Source data: Begin

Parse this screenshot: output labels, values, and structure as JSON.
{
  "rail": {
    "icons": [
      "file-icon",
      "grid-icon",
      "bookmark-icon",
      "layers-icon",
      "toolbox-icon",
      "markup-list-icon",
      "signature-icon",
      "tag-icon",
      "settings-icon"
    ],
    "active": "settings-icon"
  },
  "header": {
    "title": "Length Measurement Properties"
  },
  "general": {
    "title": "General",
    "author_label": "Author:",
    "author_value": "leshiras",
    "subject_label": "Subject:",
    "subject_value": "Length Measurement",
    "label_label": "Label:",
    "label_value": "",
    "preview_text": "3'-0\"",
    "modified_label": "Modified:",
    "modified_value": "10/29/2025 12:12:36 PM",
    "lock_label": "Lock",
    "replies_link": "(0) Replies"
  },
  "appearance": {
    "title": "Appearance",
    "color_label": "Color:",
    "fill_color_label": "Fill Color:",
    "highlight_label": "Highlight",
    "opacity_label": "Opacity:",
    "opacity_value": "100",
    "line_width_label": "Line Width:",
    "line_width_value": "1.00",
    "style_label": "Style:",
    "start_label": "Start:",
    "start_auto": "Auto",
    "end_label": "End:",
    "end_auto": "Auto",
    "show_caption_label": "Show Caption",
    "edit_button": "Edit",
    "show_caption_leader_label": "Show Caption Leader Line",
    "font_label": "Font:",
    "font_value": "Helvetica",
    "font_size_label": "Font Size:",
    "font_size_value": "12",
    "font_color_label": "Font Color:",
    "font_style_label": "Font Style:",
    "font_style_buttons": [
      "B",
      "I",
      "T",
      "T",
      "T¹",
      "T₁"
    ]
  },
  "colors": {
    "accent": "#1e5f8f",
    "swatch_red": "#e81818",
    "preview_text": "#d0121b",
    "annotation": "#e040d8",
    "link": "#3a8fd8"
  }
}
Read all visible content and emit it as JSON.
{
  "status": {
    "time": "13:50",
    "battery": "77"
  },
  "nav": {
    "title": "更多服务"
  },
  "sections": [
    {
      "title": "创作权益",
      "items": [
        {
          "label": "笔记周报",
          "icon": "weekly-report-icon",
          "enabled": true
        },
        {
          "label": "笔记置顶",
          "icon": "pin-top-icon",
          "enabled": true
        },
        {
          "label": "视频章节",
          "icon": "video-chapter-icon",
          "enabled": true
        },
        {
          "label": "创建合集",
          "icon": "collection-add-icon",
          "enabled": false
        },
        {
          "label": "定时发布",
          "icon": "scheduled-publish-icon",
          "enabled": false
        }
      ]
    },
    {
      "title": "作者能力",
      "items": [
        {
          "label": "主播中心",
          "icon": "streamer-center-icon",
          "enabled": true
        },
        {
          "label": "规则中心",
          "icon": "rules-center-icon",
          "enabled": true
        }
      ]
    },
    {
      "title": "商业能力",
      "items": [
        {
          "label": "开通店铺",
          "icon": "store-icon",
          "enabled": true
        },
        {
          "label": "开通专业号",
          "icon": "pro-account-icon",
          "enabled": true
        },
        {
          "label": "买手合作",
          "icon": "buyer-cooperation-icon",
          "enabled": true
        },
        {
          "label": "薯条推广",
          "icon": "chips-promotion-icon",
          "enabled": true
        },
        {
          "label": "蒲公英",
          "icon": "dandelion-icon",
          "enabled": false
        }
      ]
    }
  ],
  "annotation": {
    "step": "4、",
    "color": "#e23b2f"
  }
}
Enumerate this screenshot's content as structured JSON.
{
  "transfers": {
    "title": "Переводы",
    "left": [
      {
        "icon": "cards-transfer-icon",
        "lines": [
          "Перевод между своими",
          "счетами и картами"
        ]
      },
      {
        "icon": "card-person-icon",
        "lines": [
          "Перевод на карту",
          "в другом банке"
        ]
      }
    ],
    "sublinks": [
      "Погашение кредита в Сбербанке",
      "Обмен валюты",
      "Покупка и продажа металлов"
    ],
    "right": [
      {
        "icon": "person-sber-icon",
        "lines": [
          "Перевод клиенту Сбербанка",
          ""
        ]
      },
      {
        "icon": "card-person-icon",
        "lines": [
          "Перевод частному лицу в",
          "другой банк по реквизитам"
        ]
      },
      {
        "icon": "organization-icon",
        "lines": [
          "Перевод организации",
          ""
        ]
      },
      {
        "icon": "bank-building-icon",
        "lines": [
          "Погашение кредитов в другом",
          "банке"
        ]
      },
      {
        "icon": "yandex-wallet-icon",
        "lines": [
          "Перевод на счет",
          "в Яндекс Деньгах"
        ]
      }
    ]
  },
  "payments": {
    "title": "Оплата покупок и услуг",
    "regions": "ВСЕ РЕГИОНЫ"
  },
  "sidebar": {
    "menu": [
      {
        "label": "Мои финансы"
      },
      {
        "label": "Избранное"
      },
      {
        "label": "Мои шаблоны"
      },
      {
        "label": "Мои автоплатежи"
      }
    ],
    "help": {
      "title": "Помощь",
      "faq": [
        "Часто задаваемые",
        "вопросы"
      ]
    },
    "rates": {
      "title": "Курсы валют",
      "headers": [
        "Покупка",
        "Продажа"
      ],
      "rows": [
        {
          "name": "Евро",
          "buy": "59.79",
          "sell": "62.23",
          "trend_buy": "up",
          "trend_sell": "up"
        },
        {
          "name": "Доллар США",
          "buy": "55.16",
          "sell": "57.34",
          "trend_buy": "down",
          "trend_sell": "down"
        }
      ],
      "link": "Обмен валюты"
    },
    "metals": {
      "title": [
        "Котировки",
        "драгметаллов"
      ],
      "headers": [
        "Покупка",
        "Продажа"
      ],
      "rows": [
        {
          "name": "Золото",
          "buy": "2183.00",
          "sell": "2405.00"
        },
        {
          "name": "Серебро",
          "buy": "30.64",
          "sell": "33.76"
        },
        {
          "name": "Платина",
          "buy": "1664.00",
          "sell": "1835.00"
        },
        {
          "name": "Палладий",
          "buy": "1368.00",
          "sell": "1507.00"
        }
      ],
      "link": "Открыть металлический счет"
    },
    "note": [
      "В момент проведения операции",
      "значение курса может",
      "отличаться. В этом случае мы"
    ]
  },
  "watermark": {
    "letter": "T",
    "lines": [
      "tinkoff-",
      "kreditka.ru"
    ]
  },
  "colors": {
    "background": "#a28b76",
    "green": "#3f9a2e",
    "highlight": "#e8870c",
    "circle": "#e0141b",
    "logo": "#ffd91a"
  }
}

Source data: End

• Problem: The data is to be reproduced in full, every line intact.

• Solution:
Parse this screenshot: output labels, values, and structure as JSON.
{
  "rail": {
    "icons": [
      "file-icon",
      "grid-icon",
      "bookmark-icon",
      "layers-icon",
      "toolbox-icon",
      "markup-list-icon",
      "signature-icon",
      "tag-icon",
      "settings-icon"
    ],
    "active": "settings-icon"
  },
  "header": {
    "title": "Length Measurement Properties"
  },
  "general": {
    "title": "General",
    "author_label": "Author:",
    "author_value": "leshiras",
    "subject_label": "Subject:",
    "subject_value": "Length Measurement",
    "label_label": "Label:",
    "label_value": "",
    "preview_text": "3'-0\"",
    "modified_label": "Modified:",
    "modified_value": "10/29/2025 12:12:36 PM",
    "lock_label": "Lock",
    "replies_link": "(0) Replies"
  },
  "appearance": {
    "title": "Appearance",
    "color_label": "Color:",
    "fill_color_label": "Fill Color:",
    "highlight_label": "Highlight",
    "opacity_label": "Opacity:",
    "opacity_value": "100",
    "line_width_label": "Line Width:",
    "line_width_value": "1.00",
    "style_label": "Style:",
    "start_label": "Start:",
    "start_auto": "Auto",
    "end_label": "End:",
    "end_auto": "Auto",
    "show_caption_label": "Show Caption",
    "edit_button": "Edit",
    "show_caption_leader_label": "Show Caption Leader Line",
    "font_label": "Font:",
    "font_value": "Helvetica",
    "font_size_label": "Font Size:",
    "font_size_value": "12",
    "font_color_label": "Font Color:",
    "font_style_label": "Font Style:",
    "font_style_buttons": [
      "B",
      "I",
      "T",
      "T",
      "T¹",
      "T₁"
    ]
  },
  "colors": {
    "accent": "#1e5f8f",
    "swatch_red": "#e81818",
    "preview_text": "#d0121b",
    "annotation": "#e040d8",
    "link": "#3a8fd8"
  }
}
Read all visible content and emit it as JSON.
{
  "status": {
    "time": "13:50",
    "battery": "77"
  },
  "nav": {
    "title": "更多服务"
  },
  "sections": [
    {
      "title": "创作权益",
      "items": [
        {
          "label": "笔记周报",
          "icon": "weekly-report-icon",
          "enabled": true
        },
        {
          "label": "笔记置顶",
          "icon": "pin-top-icon",
          "enabled": true
        },
        {
          "label": "视频章节",
          "icon": "video-chapter-icon",
          "enabled": true
        },
        {
          "label": "创建合集",
          "icon": "collection-add-icon",
          "enabled": false
        },
        {
          "label": "定时发布",
          "icon": "scheduled-publish-icon",
          "enabled": false
        }
      ]
    },
    {
      "title": "作者能力",
      "items": [
        {
          "label": "主播中心",
          "icon": "streamer-center-icon",
          "enabled": true
        },
        {
          "label": "规则中心",
          "icon": "rules-center-icon",
          "enabled": true
        }
      ]
    },
    {
      "title": "商业能力",
      "items": [
        {
          "label": "开通店铺",
          "icon": "store-icon",
          "enabled": true
        },
        {
          "label": "开通专业号",
          "icon": "pro-account-icon",
          "enabled": true
        },
        {
          "label": "买手合作",
          "icon": "buyer-cooperation-icon",
          "enabled": true
        },
        {
          "label": "薯条推广",
          "icon": "chips-promotion-icon",
          "enabled": true
        },
        {
          "label": "蒲公英",
          "icon": "dandelion-icon",
          "enabled": false
        }
      ]
    }
  ],
  "annotation": {
    "step": "4、",
    "color": "#e23b2f"
  }
}
Enumerate this screenshot's content as structured JSON.
{
  "transfers": {
    "title": "Переводы",
    "left": [
      {
        "icon": "cards-transfer-icon",
        "lines": [
          "Перевод между своими",
          "счетами и картами"
        ]
      },
      {
        "icon": "card-person-icon",
        "lines": [
          "Перевод на карту",
          "в другом банке"
        ]
      }
    ],
    "sublinks": [
      "Погашение кредита в Сбербанке",
      "Обмен валюты",
      "Покупка и продажа металлов"
    ],
    "right": [
      {
        "icon": "person-sber-icon",
        "lines": [
          "Перевод клиенту Сбербанка",
          ""
        ]
      },
      {
        "icon": "card-person-icon",
        "lines": [
          "Перевод частному лицу в",
          "другой банк по реквизитам"
        ]
      },
      {
        "icon": "organization-icon",
        "lines": [
          "Перевод организации",
          ""
        ]
      },
      {
        "icon": "bank-building-icon",
        "lines": [
          "Погашение кредитов в другом",
          "банке"
        ]
      },
      {
        "icon": "yandex-wallet-icon",
        "lines": [
          "Перевод на счет",
          "в Яндекс Деньгах"
        ]
      }
    ]
  },
  "payments": {
    "title": "Оплата покупок и услуг",
    "regions": "ВСЕ РЕГИОНЫ"
  },
  "sidebar": {
    "menu": [
      {
        "label": "Мои финансы"
      },
      {
        "label": "Избранное"
      },
      {
        "label": "Мои шаблоны"
      },
      {
        "label": "Мои автоплатежи"
      }
    ],
    "help": {
      "title": "Помощь",
      "faq": [
        "Часто задаваемые",
        "вопросы"
      ]
    },
    "rates": {
      "title": "Курсы валют",
      "headers": [
        "Покупка",
        "Продажа"
      ],
      "rows": [
        {
          "name": "Евро",
          "buy": "59.79",
          "sell": "62.23",
          "trend_buy": "up",
          "trend_sell": "up"
        },
        {
          "name": "Доллар США",
          "buy": "55.16",
          "sell": "57.34",
          "trend_buy": "down",
          "trend_sell": "down"
        }
      ],
      "link": "Обмен валюты"
    },
    "metals": {
      "title": [
        "Котировки",
        "драгметаллов"
      ],
      "headers": [
        "Покупка",
        "Продажа"
      ],
      "rows": [
        {
          "name": "Золото",
          "buy": "2183.00",
          "sell": "2405.00"
        },
        {
          "name": "Серебро",
          "buy": "30.64",
          "sell": "33.76"
        },
        {
          "name": "Платина",
          "buy": "1664.00",
          "sell": "1835.00"
        },
        {
          "name": "Палладий",
          "buy": "1368.00",
          "sell": "1507.00"
        }
      ],
      "link": "Открыть металлический счет"
    },
    "note": [
      "В момент проведения операции",
      "значение курса может",
      "отличаться. В этом случае мы"
    ]
  },
  "watermark": {
    "letter": "T",
    "lines": [
      "tinkoff-",
      "kreditka.ru"
    ]
  },
  "colors": {
    "background": "#a28b76",
    "green": "#3f9a2e",
    "highlight": "#e8870c",
    "circle": "#e0141b",
    "logo": "#ffd91a"
  }
}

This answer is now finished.